“The South and Iraq: Institute Poll—Opposition to Iraq War Growing in the South.Y. and. John J. The Tragedy of Great Power Politics (New York: W. Primacy (New York: W. The country embraced Franklin Roosevelt’s liberal interna- tionalism in no small part because its appeal cut across regional and partisan lines. the Paciªc Coast. N. the same opinion polls that indicate that the United States’ appetite for international engagement is diminishing reveal that the inward turn is affecting Republicans and Democrats alike. sentiment. the Deep South have a stake in a smaller overseas presence. Norton.W. and Robert A.S. For southern views of the war in Iraq. a more discriminating grand strategy will not put an end to partisan differences over foreign policy. Elected ofªcials in the South measure the costs differently—in terms of the wear and tear on military personnel and their fam- ilies. A more discriminating grand strategy also holds out the promise of cross- regional appeal. For different reasons. Christopher Layne.” October 2006. The sacriªces of the region’s populace in Afghanistan and Iraq are taking a discernible toll: southern support for projecting U.S. But judicious retrenchment does promise to ease the political gridlock on Capitol Hill that would ensue should either party attempt to rebuild the liberal internationalist compact. conservative Republicans can be expected to prefer it to strategies that substitute institutionalized international partner- ships for national strength. Successful statecraft still depends on forming domestic alliances that domestic landscape. 2005). Dead Center 43 A strategy of judicious retrenchment may not be the preferred course of neoconservative Republicans or hawkish Democrats. power is declining faster than the national average. Robert Art. Walt. 2006). and other domestic priorities. Taming American Power: The Global Re- sponse to U. Liberal Democrats are more apt to favor retrenchment over strategies that put a premium on the projection of U. increasingly. Norton.S.org/2006/10/south-and-iraq. but other compelling geopolitical reasons for such a strategy also exist.S.W. America’s Grand Strategy and World Politics (New York: Routledge. Mearsheimer. http:// southernstudies. Indeed.asp. military power. in- cluding redressing the country’s military and economic overstretch.99 It is far better for the United States to arrive at a more selective grand strat- egy that enjoys broad domestic support than to continue drifting toward an in- tractable polarization that is a recipe for political stalemate at home and failed leadership abroad. a disproportionate share of whom hail from the South. On the geopolitical case for retrenchment. and other rising powers. ameliorating the recent rise in anti-U. We are un- der no illusions. see Stephen M. Politicians from the Northeast and the Paciªc Coast worry about the “opportu- nity costs” a strategy of primacy imposes on health care. see Institute for Southern Studies. 2007). the urban Northeast. India. The Peace of Illusions: American Grand Strategy from 1940 to the Present (Ithaca. . Dying to Win: The Strategic Logic of Suicide Terrorism (New York: Random House.: Cornell University Press. and adjusting to the ascent of China. but it has the political advantage of being less objectionable than the alternatives. education. 2001). 2005). Pape. 99.
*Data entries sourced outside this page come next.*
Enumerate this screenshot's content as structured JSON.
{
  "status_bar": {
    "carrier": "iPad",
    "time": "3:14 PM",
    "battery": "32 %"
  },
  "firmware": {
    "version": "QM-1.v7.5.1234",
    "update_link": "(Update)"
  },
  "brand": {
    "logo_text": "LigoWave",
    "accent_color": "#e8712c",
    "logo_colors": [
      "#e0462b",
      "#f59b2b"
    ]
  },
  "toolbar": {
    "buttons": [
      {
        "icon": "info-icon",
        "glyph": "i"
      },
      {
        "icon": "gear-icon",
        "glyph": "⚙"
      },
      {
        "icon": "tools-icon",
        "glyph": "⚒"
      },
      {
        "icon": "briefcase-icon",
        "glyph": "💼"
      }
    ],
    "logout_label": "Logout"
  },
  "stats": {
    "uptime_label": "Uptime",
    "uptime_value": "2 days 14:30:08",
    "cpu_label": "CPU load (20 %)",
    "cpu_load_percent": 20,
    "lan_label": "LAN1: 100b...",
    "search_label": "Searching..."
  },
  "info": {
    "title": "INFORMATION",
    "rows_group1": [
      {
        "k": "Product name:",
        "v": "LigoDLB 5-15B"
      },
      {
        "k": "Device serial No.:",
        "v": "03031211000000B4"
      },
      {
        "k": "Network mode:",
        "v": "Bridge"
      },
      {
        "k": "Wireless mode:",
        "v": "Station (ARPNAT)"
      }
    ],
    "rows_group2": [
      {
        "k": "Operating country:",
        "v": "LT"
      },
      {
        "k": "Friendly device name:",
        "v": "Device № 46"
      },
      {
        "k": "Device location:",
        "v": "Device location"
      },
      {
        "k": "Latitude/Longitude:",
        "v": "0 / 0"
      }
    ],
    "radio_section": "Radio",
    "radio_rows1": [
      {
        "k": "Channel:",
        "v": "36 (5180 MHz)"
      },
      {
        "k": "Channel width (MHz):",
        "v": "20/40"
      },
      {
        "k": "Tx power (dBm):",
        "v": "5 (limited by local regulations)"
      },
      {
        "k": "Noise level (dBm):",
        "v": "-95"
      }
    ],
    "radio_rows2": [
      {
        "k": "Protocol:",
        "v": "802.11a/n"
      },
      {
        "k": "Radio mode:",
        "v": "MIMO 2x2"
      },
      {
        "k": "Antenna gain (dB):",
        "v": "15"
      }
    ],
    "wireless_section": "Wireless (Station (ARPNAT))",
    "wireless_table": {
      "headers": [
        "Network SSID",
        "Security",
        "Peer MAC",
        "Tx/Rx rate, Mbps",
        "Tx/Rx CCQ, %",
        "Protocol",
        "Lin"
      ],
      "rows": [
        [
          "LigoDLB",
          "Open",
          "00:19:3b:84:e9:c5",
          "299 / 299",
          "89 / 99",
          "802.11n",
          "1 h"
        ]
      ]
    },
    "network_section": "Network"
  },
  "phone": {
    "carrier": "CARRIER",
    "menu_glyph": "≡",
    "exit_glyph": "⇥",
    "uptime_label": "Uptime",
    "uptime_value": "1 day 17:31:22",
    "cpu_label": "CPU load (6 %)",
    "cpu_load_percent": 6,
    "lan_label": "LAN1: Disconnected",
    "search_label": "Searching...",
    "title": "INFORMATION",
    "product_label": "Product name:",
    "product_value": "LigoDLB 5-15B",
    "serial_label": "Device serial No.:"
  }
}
A correction is coming. International Security 32:2 44 bridge political divides. the return of ideology to U.S. but today’s United States is different from Roosevelt’s. the rise of a party system that is polarized along re- gional lines. its leaders must craft a grand strat- egy that not only meets the country’s geopolitical needs but also restores the political equilibrium necessary to sustain a coherent national strategy. If the United States is to adapt successfully to today’s conditions. . and the risk of an inward turn in response to the Iraq War. politics. A strategy of selective engagement is calibrated to the problems of our era: the collapse of bipartisanship.